FRITZ BREITHAUPT Goethe and the Ego In memoriam Géza von Molnár Academic disciplines have ascribed a peculiar position to the "self." On the one hand, they seem to treat the "self" as one of many symptoms of "modernity," a modernity that includes phenomena such as the middle class, the rise of the nuclear family, and social mobility. On the other hand, however, they implicitly have established the "self' as the precondition of this modernity. For academic disciplines to explicate modernity already requires a sense of the autonomus and self-reflected individual. That is, in order to "narrate" the story of modernity from the eighteenth century until today, these disciplines have made the decision, prior to any investigation, to focus on the "self' as the hero of this modernity. At the same time, they tend to present the emergence of the self as the result of their investigation. Thus, the self appears both as the origin and the result of modernity. This circularity has locked scholars into a causal question: which forces brought about the "self? However, as compelling as a (good) causal explanation might be, in the case of the self, it may miss the very point, namely, that the self does not derive from other concepts and is not a direct result of historical changes. In other words, perhaps there is no necessity for the self and hence no clear causality, no genetic development out of prior concepts of identity. Frequently, scholars have attempted to rationalize the new self of the late eighteenth century as a compensation for earlier concepts of "identity" which were assigned to people by their profession, class, gender, and confession, an identity that vanished once the stratified society came to an end. However, the self is not an adequate substitute for this lost "identity" since it lacks the sureness of the clearly manifested identity. Perhaps the self does have to come out of the blue. And perhaps the self is only that: the self. Nevertheless, even if the self does not have a clear lineage throughout the centuries, there is a prehistory of the self—a prehistory this article examines. Specifically, I argue that the history of the self consists of the Goethe Yearbook XI (2002) 78 Fritz Breithaupt "absence of the self," an absence that becomes manifest and is then counterbalanced by an institutionalization of the self. Possibly the most peculiar insight of this article is that the uncertainty of the self adds to the strength of the self, precisely because the constant pressure for the self to be (to be found, to exist, to rule individual life) completely replaces any "true" self.

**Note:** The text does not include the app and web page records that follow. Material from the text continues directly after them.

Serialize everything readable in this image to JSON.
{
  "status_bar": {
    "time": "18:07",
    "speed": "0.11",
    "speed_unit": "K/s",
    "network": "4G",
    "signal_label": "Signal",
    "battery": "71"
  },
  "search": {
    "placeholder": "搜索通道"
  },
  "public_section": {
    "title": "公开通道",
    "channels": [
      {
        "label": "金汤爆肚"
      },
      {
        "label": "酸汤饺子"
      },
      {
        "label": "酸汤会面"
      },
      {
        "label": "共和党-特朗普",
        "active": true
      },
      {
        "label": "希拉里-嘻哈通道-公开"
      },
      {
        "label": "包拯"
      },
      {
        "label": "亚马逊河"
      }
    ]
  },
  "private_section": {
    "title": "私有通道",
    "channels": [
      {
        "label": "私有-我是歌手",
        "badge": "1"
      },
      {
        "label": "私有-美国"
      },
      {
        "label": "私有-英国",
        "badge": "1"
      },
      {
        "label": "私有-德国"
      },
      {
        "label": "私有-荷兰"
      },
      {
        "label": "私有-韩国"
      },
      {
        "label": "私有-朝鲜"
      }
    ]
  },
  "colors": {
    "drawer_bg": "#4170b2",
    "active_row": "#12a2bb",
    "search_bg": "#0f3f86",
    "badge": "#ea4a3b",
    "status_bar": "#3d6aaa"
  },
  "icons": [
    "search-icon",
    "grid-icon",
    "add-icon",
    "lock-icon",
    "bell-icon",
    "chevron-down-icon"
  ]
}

That is, the self exists primarily as the mere pressure to be, as a compulsion. In the following, I will present three steps in the history of the self. The first concerns the German writers of the Sturm und Drang around 1770. Instead of celebrating the wealth of their individuality, these authors state and lament their lack of true selfhood and originality. Here I examine how the self came into existence as a mere pressure to have a self. For these authors, the self exists as an Ich-Zwang, a self-compulsion, that is, the mere pressure to prove the self before its existence can be assured. However, when one wants to prove the independence and truth of one's self, suddenly nothing seems to be truly individual and void of foreign influences. The second step in the history of the self takes place when authors of the 1780s and 1790s turn the self into an "institution" (in this connection, I will examine the writings of Karl Philipp Moritz). Whereas the authors of the Sturm und Drang saw their primary goal in proving their individuality, this self-institution (Ich-Institution) does not require such proof but instead serves as a point of retreat and as the ultimate defense against outside forces. The self becomes a shell into which the individual withdraws. By declaring the self to be a black box off limits, these authors escape the permanent pressure to prove the self. By shielding itself from any outside influences, the self appears to be simply that which remains: a...

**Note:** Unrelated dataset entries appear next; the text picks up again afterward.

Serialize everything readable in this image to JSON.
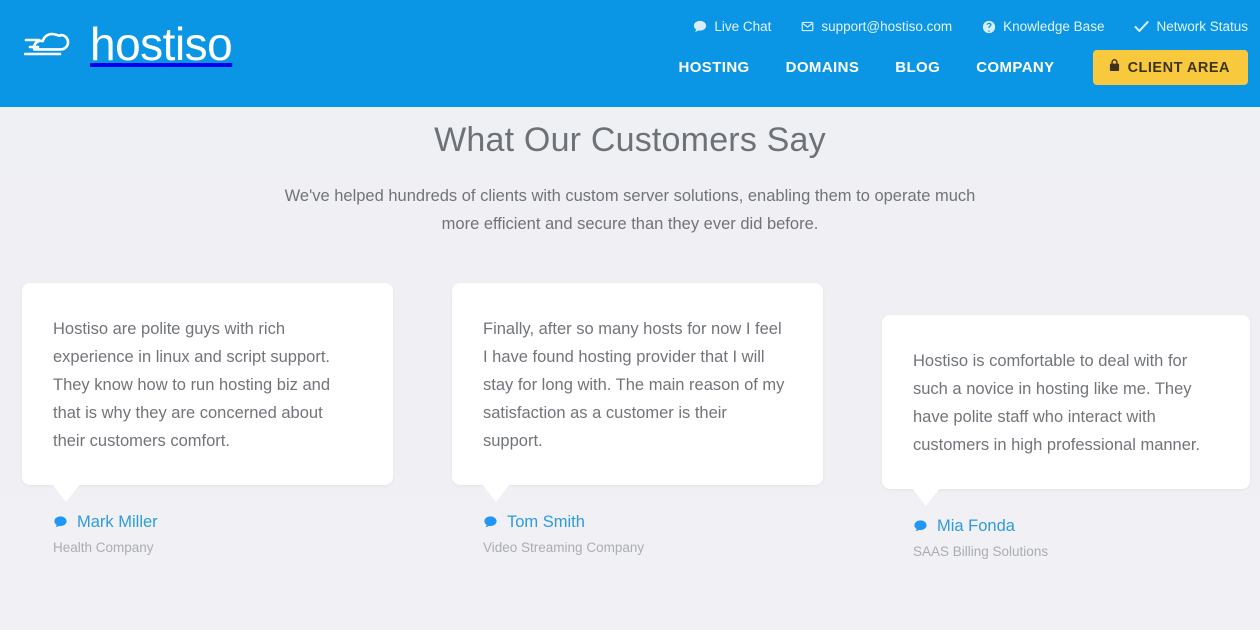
{
  "header": {
    "logo_text": "hostiso",
    "logo_icon": "cloud-speed-icon",
    "toplinks": [
      {
        "label": "Live Chat",
        "icon": "chat-bubble-icon"
      },
      {
        "label": "support@hostiso.com",
        "icon": "envelope-icon"
      },
      {
        "label": "Knowledge Base",
        "icon": "question-circle-icon"
      },
      {
        "label": "Network Status",
        "icon": "check-icon"
      }
    ],
    "nav": [
      {
        "label": "HOSTING"
      },
      {
        "label": "DOMAINS"
      },
      {
        "label": "BLOG"
      },
      {
        "label": "COMPANY"
      }
    ],
    "client_area": {
      "label": "CLIENT AREA",
      "icon": "lock-icon"
    },
    "colors": {
      "bar": "#0b96e5",
      "button": "#f8c93d",
      "button_text": "#3d3319"
    }
  },
  "section": {
    "title": "What Our Customers Say",
    "subtitle": "We've helped hundreds of clients with custom server solutions, enabling them to operate much more efficient and secure than they ever did before."
  },
  "testimonials": [
    {
      "quote": "Hostiso are polite guys with rich experience in linux and script support. They know how to run hosting biz and that is why they are concerned about their customers comfort.",
      "name": "Mark Miller",
      "role": "Health Company",
      "icon": "chat-bubble-icon"
    },
    {
      "quote": "Finally, after so many hosts for now I feel I have found hosting provider that I will stay for long with. The main reason of my satisfaction as a customer is their support.",
      "name": "Tom Smith",
      "role": "Video Streaming Company",
      "icon": "chat-bubble-icon"
    },
    {
      "quote": "Hostiso is comfortable to deal with for such a novice in hosting like me. They have polite staff who interact with customers in high professional manner.",
      "name": "Mia Fonda",
      "role": "SAAS Billing Solutions",
      "icon": "chat-bubble-icon"
    }
  ],
  "colors": {
    "accent": "#2d9cdb",
    "body_bg": "#f0f0f4",
    "text": "#717479",
    "muted": "#a9adb4"
  }
}
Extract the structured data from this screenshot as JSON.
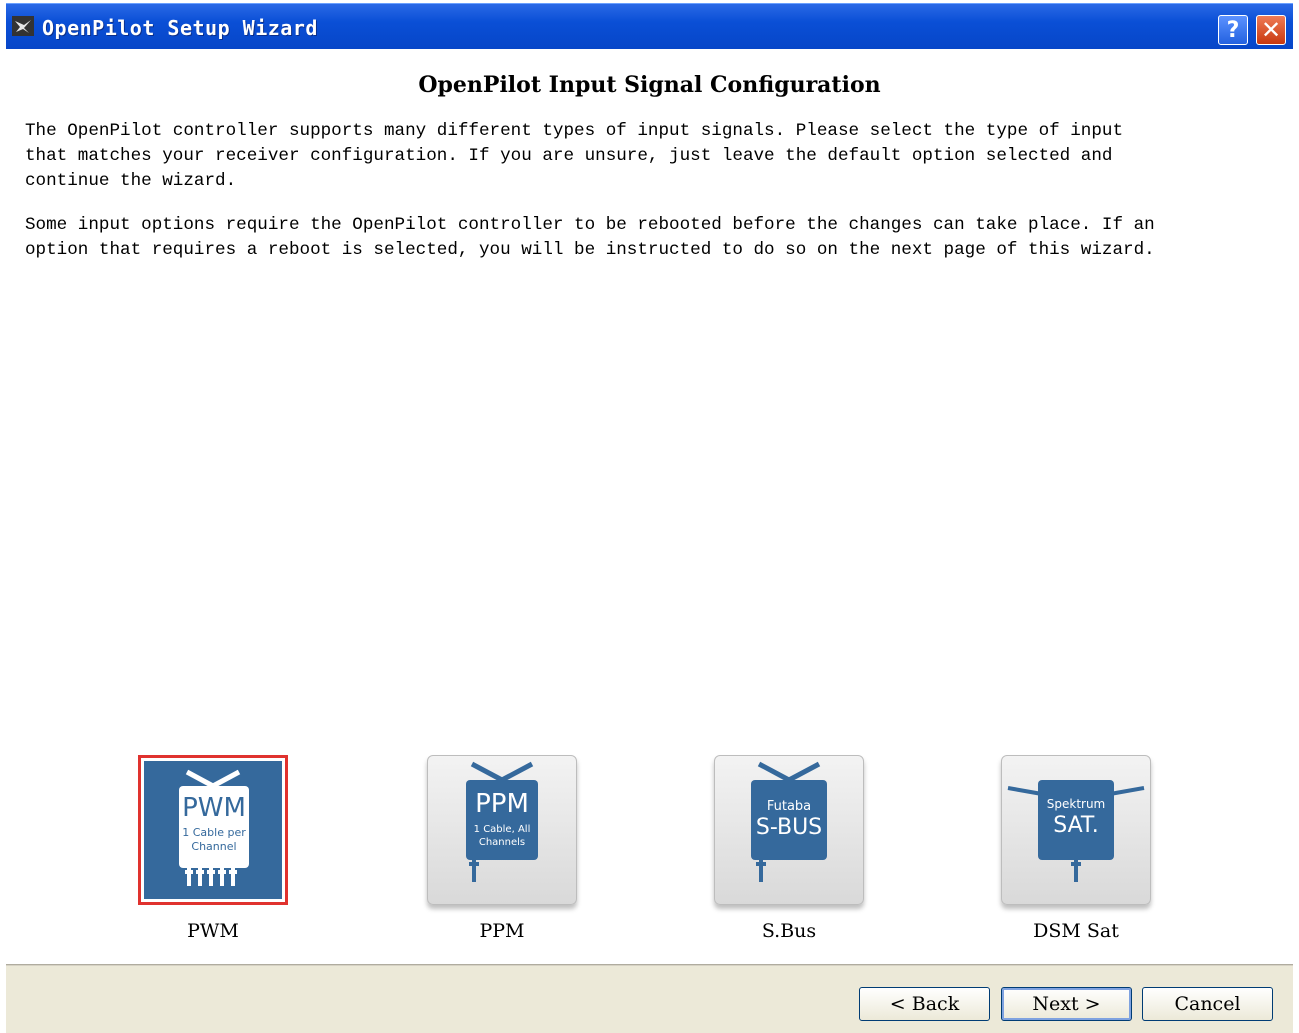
{
  "window": {
    "title": "OpenPilot Setup Wizard",
    "help_label": "?",
    "close_label": "✕"
  },
  "page": {
    "heading": "OpenPilot Input Signal Configuration",
    "paragraph1": "The OpenPilot controller supports many different types of input signals. Please select the type of input\nthat matches your receiver configuration. If you are unsure, just leave the default option selected and\ncontinue the wizard.",
    "paragraph2": "Some input options require the OpenPilot controller to be rebooted before the changes can take place. If an\noption that requires a reboot is selected, you will be instructed to do so on the next page of this wizard."
  },
  "options": [
    {
      "label": "PWM",
      "icon_title": "PWM",
      "icon_sub": "1 Cable per",
      "icon_sub2": "Channel",
      "selected": true
    },
    {
      "label": "PPM",
      "icon_title": "PPM",
      "icon_sub": "1 Cable, All",
      "icon_sub2": "Channels",
      "selected": false
    },
    {
      "label": "S.Bus",
      "icon_title": "S-BUS",
      "icon_sub": "Futaba",
      "selected": false
    },
    {
      "label": "DSM Sat",
      "icon_title": "SAT.",
      "icon_sub": "Spektrum",
      "selected": false
    }
  ],
  "footer": {
    "back_label": "< Back",
    "next_label": "Next >",
    "cancel_label": "Cancel"
  },
  "colors": {
    "titlebar": "#0a4fd6",
    "icon_blue": "#35699c",
    "selection": "#e0322e",
    "footer_bg": "#ece9d8"
  }
}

Additional Information

Print ISSN
pp. 77-109
Launched on MUSE
Open Access
Back To Top

This website uses cookies to ensure you get the best experience on our website. Without cookies your experience may not be seamless.